Posted: March 4, 2007

Jim Thomas
For Sporting News


James Hall, acquired from Detroit for a fifth-rounder, is an all-around defensive end who can defend the run while still giving the team a much-needed complementary pass rusher to LE Leonard Little. Hall's natural position is right end. His play with the Lions was marred somewhat by inconsistent play. But he will be an immediate upgrade over what the Rams were using at right end last season: Anthony Hargrove (since traded), Brandon Green, and Victor Adeyanju. Adeyanju will still be part of the defensive line rotation, particularly on running downs. Hall will be reunited with line coach Brian Baker, who was his position coach as a rookie in Detroit. Other than Little, the Rams had only 2 sacks from the end position. But at 6-2, 280, Hall will also provide more resistance in the running game. By the end of the '06 season, with Adeyanju out with an injury, it became increasingly apparent that teams were running towards the right end position. . . .

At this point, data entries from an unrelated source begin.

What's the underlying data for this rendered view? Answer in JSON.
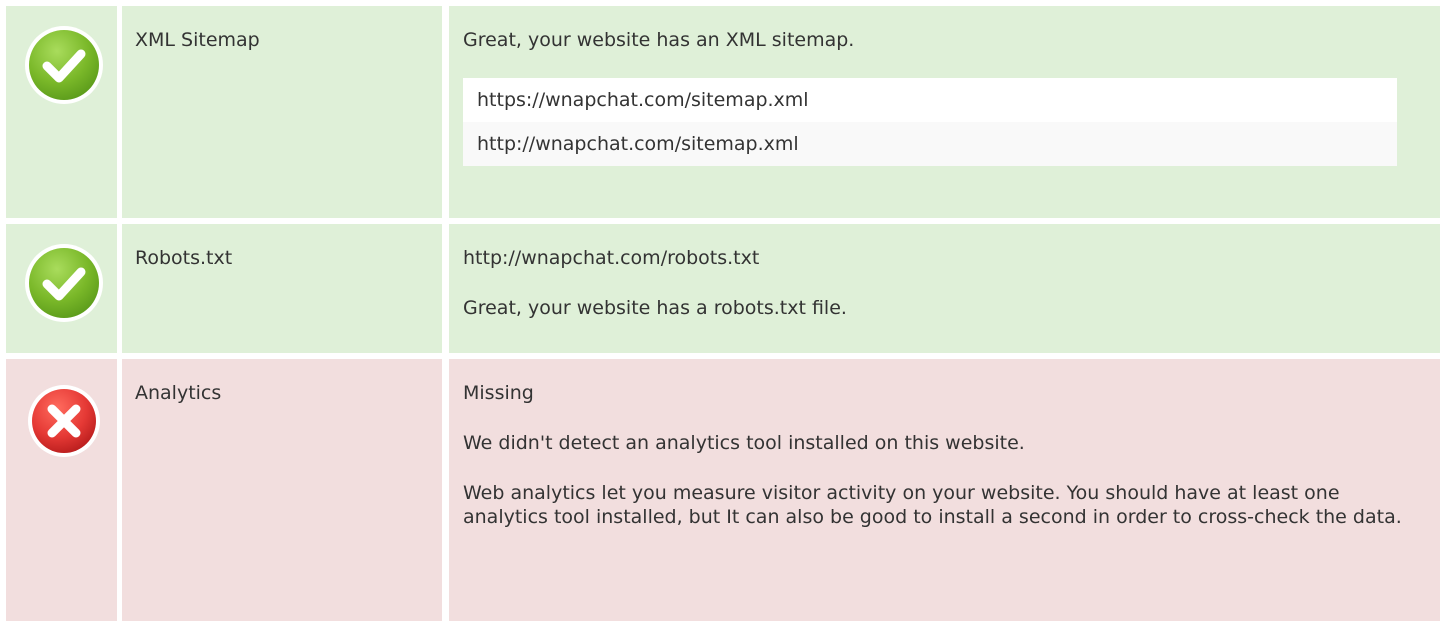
{
  "colors": {
    "pass_background": "#dff0d8",
    "fail_background": "#f2dede",
    "pass_icon": "#7ab829",
    "fail_icon": "#e53935"
  },
  "checks": [
    {
      "status": "pass",
      "icon": "check-icon",
      "label": "XML Sitemap",
      "message": "Great, your website has an XML sitemap.",
      "urls": [
        "https://wnapchat.com/sitemap.xml",
        "http://wnapchat.com/sitemap.xml"
      ]
    },
    {
      "status": "pass",
      "icon": "check-icon",
      "label": "Robots.txt",
      "url": "http://wnapchat.com/robots.txt",
      "message": "Great, your website has a robots.txt file."
    },
    {
      "status": "fail",
      "icon": "cross-icon",
      "label": "Analytics",
      "value": "Missing",
      "message": "We didn't detect an analytics tool installed on this website.",
      "advice": "Web analytics let you measure visitor activity on your website. You should have at least one analytics tool installed, but It can also be good to install a second in order to cross-check the data."
    }
  ]
}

The speed element that Kevin Curtis provided to the No. 3 wide receiver position will be missed, but free-agent pickup Drew Bennett will add an element long missing from the Rams' wide receiver corps: Size. At 6-5, 206, Bennett will help the Rams on third down and in the red zone. Bennett will begin his tenure in St. Louis as the team's slot receiver, but can play both the flanker spot (behind Isaac Bruce), and the split end spot (behind Torry Holt). Bennett isn't afraid to go over the middle, and will go up and get the ball in a crowd. He has deceptive speed, and can get downfield, averaging nearly 15 yards per catch over his career. Bennett will drop some balls and tends to wear down as the season progresses, but overall, his addition makes the Rams' receiver corps as good or better than it was a year ago.

SCOUTING REPORT: The release of veteran RG Adam Timmerman means the starting job belongs to Richie Incognito. Andy McCollum's knee injury forced Incognito to spend most of the '06 season playing center, but right guard is Incognito's natural position -- and in theory -- his best. Incognito is a powerful, physical blocker who just doesn't engage the opponent. He strikes them. His style of play seems to fit a revamped offense that once a physical line opening holes for a big back in Steven Jackson. Incognito still needs to polish his game on several fronts. He takes too many penalties, sometimes not knowing when to stop on a play. He doesn't get to the second level (linebackers, safeties) as well as Timmerman, and simply may not have the agility to do so. His pass-blocking needs work, but more experience and better footwork should lead to improvement.

DRAFT BUZZ: With free-agent RBs Sammy Morris and Marcel Shipp off the board, the Rams' options for a No. 2 running back may have to be filled via the draft. Lorenzo Booker is one possibility, but the Rams might have to use a second-round pick to get him. Signing Hall as a free agent doesn't preclude the team from taking an edge rusher such as Purdue's Anthony Spencer. Louisville DT Amobi Okoye would be a logical choice for the Rams at No. 13 overall if he's still available. But some in the Rams' organization wonder if Okoye is more "three-technique" tackle than nose, which is the team's greatest need. Tank Tyler of North Carolina State is more of a "classic" nose tackle, although he doesn't have the upside of the 19-year-old Okoye. But 13 is too high for Tyler, so the team probably would want to trade down if he's their targeted player.